** PROBLEM TO SOLVE **
Track down every line below that holds "location" and copy it.

--

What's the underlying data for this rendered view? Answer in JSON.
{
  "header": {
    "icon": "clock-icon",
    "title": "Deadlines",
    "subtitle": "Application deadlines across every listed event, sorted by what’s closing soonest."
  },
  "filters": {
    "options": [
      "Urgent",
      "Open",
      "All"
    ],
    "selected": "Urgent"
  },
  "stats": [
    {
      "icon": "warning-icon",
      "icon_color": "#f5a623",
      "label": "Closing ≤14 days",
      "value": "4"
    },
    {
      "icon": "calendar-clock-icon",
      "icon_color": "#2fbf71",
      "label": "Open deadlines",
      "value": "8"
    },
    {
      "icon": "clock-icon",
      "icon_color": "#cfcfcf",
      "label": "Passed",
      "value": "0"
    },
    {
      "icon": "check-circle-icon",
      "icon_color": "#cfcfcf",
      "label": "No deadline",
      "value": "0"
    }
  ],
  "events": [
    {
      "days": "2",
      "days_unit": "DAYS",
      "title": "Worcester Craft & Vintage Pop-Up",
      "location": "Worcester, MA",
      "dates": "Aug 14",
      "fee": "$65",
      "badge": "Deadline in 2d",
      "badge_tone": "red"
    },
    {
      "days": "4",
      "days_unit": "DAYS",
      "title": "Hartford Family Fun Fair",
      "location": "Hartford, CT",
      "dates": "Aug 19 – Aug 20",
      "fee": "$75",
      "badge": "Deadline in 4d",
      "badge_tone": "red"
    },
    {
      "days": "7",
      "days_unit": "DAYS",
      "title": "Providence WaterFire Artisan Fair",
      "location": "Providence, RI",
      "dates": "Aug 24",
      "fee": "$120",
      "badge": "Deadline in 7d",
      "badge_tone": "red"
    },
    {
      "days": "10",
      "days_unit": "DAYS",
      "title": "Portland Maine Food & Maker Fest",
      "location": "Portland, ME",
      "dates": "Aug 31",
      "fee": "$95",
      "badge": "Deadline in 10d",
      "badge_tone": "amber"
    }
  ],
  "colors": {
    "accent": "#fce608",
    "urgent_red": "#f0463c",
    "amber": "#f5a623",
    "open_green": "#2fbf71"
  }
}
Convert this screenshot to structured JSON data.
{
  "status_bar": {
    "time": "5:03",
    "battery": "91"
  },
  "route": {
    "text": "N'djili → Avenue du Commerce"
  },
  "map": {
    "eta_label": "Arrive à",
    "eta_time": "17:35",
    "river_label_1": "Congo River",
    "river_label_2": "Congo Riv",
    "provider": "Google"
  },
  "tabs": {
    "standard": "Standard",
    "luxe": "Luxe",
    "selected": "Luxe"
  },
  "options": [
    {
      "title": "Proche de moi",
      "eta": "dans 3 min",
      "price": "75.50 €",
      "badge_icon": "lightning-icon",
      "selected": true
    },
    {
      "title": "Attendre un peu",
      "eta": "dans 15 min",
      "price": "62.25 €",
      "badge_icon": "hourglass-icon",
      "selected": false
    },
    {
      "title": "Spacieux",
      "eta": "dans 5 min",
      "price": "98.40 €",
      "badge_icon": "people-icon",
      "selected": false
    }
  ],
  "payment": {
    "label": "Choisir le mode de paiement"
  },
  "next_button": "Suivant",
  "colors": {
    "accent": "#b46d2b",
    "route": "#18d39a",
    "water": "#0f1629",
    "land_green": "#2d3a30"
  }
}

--

** YOUR RESPONSE **
      "location": "Worcester, MA",
      "location": "Hartford, CT",
      "location": "Providence, RI",
      "location": "Portland, ME",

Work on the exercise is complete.